Trump to pull US out of key trade pact as he 'puts America first'
Donald Trump has confirmed he will leave a crucial trade pact as he defended his worldwide business interests.
The US President-elect released a short video about his plans for his administration, which included the intention to quit the Trans-Pacific Partnership (TPP).
"I am going to issue a notification of intent to withdraw from the Trans-Pacific Partnership, a potential disaster for our country," Mr Trump said.
"Instead, we will negotiate fair, bilateral trade deals that bring jobs and industry back onto American shores."
Mr Trump said in the video he was assembling a Cabinet made up of "patriots" and that his agenda "will be based on a simple core principle - putting America first".
He repeated a number of his promises for the first 100 days of his administration, including vows to negotiate new trade deals, remove regulations on businesses and establish a five-year ban on executive officials becoming lobbyists.
Notably missing from his promises were his pledge to repeal the Affordable Care Act and his vow to build a southern border wall with Mexico.
The President-elect later appeared to deny using the powers of his future office to benefit his businesses worldwide.
He tweeted: "Prior to the election it was well-known that I have interests in properties all over the world. Only the crooked media makes this a big deal!"

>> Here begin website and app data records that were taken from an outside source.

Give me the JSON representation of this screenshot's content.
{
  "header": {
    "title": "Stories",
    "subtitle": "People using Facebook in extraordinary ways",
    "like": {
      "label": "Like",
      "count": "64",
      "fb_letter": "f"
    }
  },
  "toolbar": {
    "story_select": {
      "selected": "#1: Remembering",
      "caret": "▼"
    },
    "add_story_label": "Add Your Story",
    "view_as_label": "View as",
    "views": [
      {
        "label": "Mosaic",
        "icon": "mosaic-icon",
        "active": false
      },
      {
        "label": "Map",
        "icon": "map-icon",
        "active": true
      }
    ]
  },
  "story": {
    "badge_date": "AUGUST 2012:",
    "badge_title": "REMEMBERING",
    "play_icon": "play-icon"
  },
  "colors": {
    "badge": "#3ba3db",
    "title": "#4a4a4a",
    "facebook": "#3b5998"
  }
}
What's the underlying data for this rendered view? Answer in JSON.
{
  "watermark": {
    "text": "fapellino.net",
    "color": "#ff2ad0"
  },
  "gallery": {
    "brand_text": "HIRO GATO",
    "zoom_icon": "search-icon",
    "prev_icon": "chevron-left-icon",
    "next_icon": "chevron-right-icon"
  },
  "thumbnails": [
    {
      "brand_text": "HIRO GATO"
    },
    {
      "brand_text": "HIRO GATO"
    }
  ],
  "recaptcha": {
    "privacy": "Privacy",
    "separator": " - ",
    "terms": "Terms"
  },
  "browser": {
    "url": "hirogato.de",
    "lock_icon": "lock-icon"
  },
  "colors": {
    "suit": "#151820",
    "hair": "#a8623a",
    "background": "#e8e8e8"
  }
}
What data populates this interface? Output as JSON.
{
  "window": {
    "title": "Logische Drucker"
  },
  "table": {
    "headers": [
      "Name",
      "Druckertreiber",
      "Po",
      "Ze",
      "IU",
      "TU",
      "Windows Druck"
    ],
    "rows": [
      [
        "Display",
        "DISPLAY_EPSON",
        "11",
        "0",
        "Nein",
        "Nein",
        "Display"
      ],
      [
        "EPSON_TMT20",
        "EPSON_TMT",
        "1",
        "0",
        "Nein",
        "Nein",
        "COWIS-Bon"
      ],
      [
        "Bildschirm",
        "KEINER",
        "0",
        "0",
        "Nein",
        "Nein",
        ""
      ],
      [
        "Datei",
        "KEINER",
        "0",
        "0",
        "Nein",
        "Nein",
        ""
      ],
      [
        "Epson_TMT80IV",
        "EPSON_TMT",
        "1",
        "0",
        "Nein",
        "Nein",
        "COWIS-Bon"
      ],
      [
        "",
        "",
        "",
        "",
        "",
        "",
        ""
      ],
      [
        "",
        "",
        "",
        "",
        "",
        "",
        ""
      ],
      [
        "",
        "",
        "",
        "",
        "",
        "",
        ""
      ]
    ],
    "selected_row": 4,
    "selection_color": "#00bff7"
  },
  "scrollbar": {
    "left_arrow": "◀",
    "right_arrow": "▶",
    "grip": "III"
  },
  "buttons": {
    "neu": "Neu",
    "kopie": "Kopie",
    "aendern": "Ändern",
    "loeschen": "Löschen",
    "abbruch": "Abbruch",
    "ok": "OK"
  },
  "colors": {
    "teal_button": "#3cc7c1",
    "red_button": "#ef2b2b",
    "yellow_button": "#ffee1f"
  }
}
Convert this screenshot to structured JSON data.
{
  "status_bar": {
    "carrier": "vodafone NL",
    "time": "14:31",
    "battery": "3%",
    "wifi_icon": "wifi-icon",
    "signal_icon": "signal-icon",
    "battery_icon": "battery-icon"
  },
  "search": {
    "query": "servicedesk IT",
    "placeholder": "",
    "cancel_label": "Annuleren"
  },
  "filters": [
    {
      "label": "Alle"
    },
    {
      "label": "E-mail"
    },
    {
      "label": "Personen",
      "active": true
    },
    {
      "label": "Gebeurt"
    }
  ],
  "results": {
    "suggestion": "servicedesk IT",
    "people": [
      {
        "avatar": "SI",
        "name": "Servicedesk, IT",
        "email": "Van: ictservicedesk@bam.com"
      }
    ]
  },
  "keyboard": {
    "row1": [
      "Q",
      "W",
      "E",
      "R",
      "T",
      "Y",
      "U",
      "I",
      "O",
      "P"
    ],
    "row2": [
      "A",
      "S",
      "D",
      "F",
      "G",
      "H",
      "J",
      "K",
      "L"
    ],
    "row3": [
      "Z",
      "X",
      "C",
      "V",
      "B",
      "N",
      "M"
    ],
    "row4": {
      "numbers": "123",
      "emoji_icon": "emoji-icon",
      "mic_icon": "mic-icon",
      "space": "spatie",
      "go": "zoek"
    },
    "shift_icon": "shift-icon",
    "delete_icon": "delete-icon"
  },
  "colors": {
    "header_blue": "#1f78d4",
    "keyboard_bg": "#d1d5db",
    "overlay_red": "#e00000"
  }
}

Mr Trump has indicated he would cut the US rate of corporation tax from 35% to 15% - which could impact on the Republic of Ireland, where a large number of US companies have set up, drawn by the Republic's low tax rate of 12.5%.
But in a speech to the CBI this week, Prime Minister Theresa May said her ambition was for the UK to have the lowest business tax rate of the G20 countries - which could suggest a rate that's even lower than a putative US rate of 15%.
Japan's Prime Minister has said the TPP trade deal would be "meaningless" without US participation.
Shinzo Abe was speaking after attending a meeting of Asia-Pacific leaders in Peru, at which some said they might try to modify the 12-nation TPP pact to make it more appealing to Mr Trump or seek to implement it without the US.
But Mr Abe discounted the idea of going ahead without the Americans. "TPP is meaningless without the United States," he said during an official visit to Argentina. He also said the pact could not be renegotiated.